THE CLASH SUES WILSON OVER ITS ‘CLASH’ TENNIS RACKETS
Late last week, The Clash filed suit claiming theft of its trademark. The band has filed a complaint in Los Angeles Superior Court against Wilson Sporting Goods, alleging that the company was infringing on the band’s trademark by introducing a line of tennis rackets called “Clash.”
Turns out it’s a bit more complicated than that. The lawsuit contends that The Clash have long had a presence in the tennis industry. The band noted that it has licensed its music to a number of major tennis events, including Wimbledon. It has also licensed a Clash-branded line of tennis sneakers that were made by Converse.
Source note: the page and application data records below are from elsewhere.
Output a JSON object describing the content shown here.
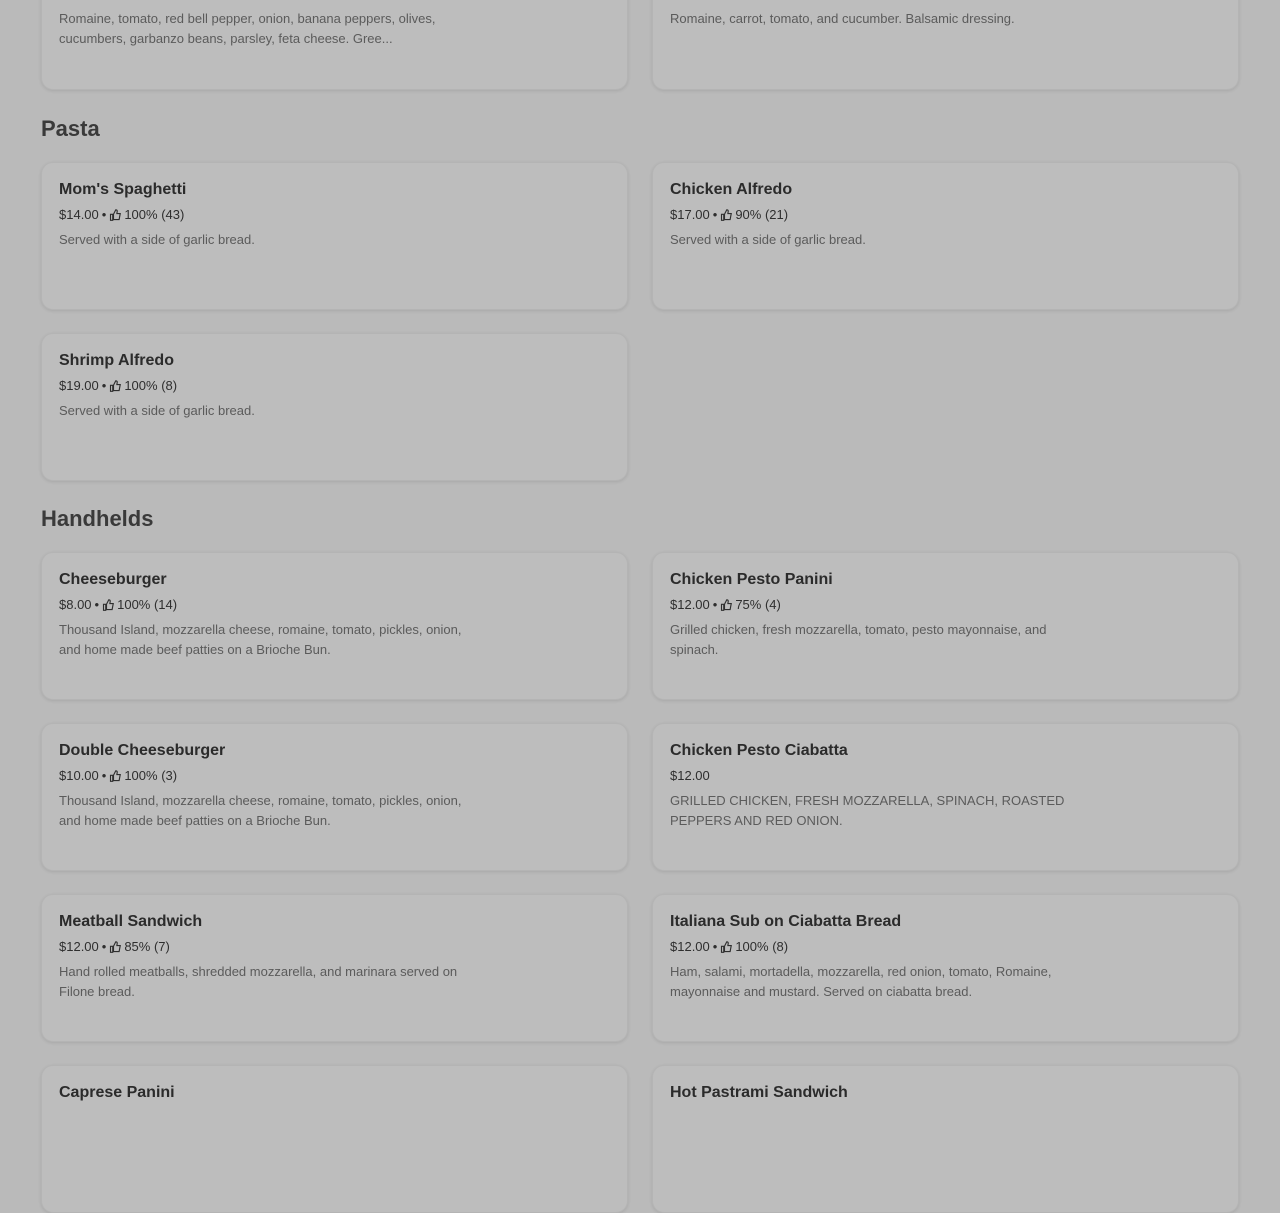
{
  "top_cards": {
    "left_desc": "Romaine, tomato, red bell pepper, onion, banana peppers, olives, cucumbers, garbanzo beans, parsley, feta cheese. Gree...",
    "right_desc": "Romaine, carrot, tomato, and cucumber. Balsamic dressing."
  },
  "sections": {
    "pasta": {
      "title": "Pasta",
      "items": [
        {
          "name": "Mom's Spaghetti",
          "price": "$14.00",
          "rating": "100% (43)",
          "desc": "Served with a side of garlic bread."
        },
        {
          "name": "Chicken Alfredo",
          "price": "$17.00",
          "rating": "90% (21)",
          "desc": "Served with a side of garlic bread."
        },
        {
          "name": "Shrimp Alfredo",
          "price": "$19.00",
          "rating": "100% (8)",
          "desc": "Served with a side of garlic bread."
        }
      ]
    },
    "handhelds": {
      "title": "Handhelds",
      "items": [
        {
          "name": "Cheeseburger",
          "price": "$8.00",
          "rating": "100% (14)",
          "desc": "Thousand Island, mozzarella cheese, romaine, tomato, pickles, onion, and home made beef patties on a Brioche Bun."
        },
        {
          "name": "Chicken Pesto Panini",
          "price": "$12.00",
          "rating": "75% (4)",
          "desc": "Grilled chicken, fresh mozzarella, tomato, pesto mayonnaise, and spinach."
        },
        {
          "name": "Double Cheeseburger",
          "price": "$10.00",
          "rating": "100% (3)",
          "desc": "Thousand Island, mozzarella cheese, romaine, tomato, pickles, onion, and home made beef patties on a Brioche Bun."
        },
        {
          "name": "Chicken Pesto Ciabatta",
          "price": "$12.00",
          "rating": "",
          "desc": "GRILLED CHICKEN, FRESH MOZZARELLA, SPINACH, ROASTED PEPPERS AND RED ONION."
        },
        {
          "name": "Meatball Sandwich",
          "price": "$12.00",
          "rating": "85% (7)",
          "desc": "Hand rolled meatballs, shredded mozzarella, and marinara served on Filone bread."
        },
        {
          "name": "Italiana Sub on Ciabatta Bread",
          "price": "$12.00",
          "rating": "100% (8)",
          "desc": "Ham, salami, mortadella, mozzarella, red onion, tomato, Romaine, mayonnaise and mustard. Served on ciabatta bread."
        },
        {
          "name": "Caprese Panini",
          "price": "",
          "rating": "",
          "desc": ""
        },
        {
          "name": "Hot Pastrami Sandwich",
          "price": "",
          "rating": "",
          "desc": ""
        }
      ]
    }
  },
  "icons": {
    "rating": "thumbs-up-icon"
  },
  "separator": "•"
}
Dorisimo Limited, which is the U.K.-based company that owns the Clash’s trademark, insists that Wilson’s new tennis rackets are employing the band’s trademark without permission. The overlap will confuse consumers into thinking that the rackets were endorsed by the band, according to the complaint.
Complicating matters is the fact that Wilson, which has been selling “Clash” tennis rackets since February of this year, currently owns the U.S. trademark for the word “clash” as it relates to tennis rackets, covers of tennis rackets, and sport bags.
VEGAN MUSICIANS AIM TO TOP UK MUSIC CHARTS THIS CHRISTMAS
A collaboration of vegan musicians and activists aim to top the UK music charts this Christmas, with their original song ‘Peace On Your Plate’.
Written by Gavin Chappell-Bates and Giles Bryant, the song, which will be released in December, ‘begins with an evocative image of a traditional family Christmas which is then juxtaposed with an image of the conditions that factory animals live in’ the writers explain.
All profits from the song will be donated to Viva! and Tower Hill Stables Animal Sanctuary – which is run by world-record marathon runner Fiona Oakes.
NEW MUSIC PLATFORM AUDIUS PLANS TO CAPITALISE ON SOUNDCLOUD’S FAULTS
It runs on blockchain and promises no takedowns.
A new streaming service, Audius, wants to make up for SoundCloud’s shortcomings. The free hosting service and music streaming platform launched today, and it’s positioning itself as a blockchain-based SoundCloud alternative that lets artists upload songs at no cost. The founders claim it’s built with artists in mind and will be free from things like takedowns, which plagued SoundCloud.
Audius already has backing from some big names, like deadmau5, Rezz, 3LAU and The Stafford Brothers. But to start the library is small, just a few hundred artists. For now, Audius is free, and artists can’t make money. By early 2020, the company may run ads or offer a subscription. According to TechCrunch, the plan is that eventually 90 percent of the revenue will go to the artists.
ERICA SYNTHS PICO SYSTEM III IS THE FULL ANALOGUE MODULAR SYNTH THAT YOU CAN FIT IN YOUR BAG
Compact instrument offers limitless patching potential
The words ‘analogue modular synth’ are usually associated with massive wood-panelled instruments, but Erica Synths’ new Pico System III is rather different. Designed to offer a full modular experience, this is a compact, self-contained device that comes in desktop and Eurorack formats.
Erica Synths say it’s designed to take modular synthesis back to basics and to encourage patching creativity. There are 31 inputs, 20 outputs and seven switches, giving you almost limitless scope for experimentation.
If you want a guaranteed result, you can make use of the preset voice cards; five come included, while a further five are empty and be used to develop your own patches. More will be made available via the Erica Synths shop.
Written by Anthony Vanger
Additional reporting by Adam “Badger” Woolf
Artwork by Gustav Balderdash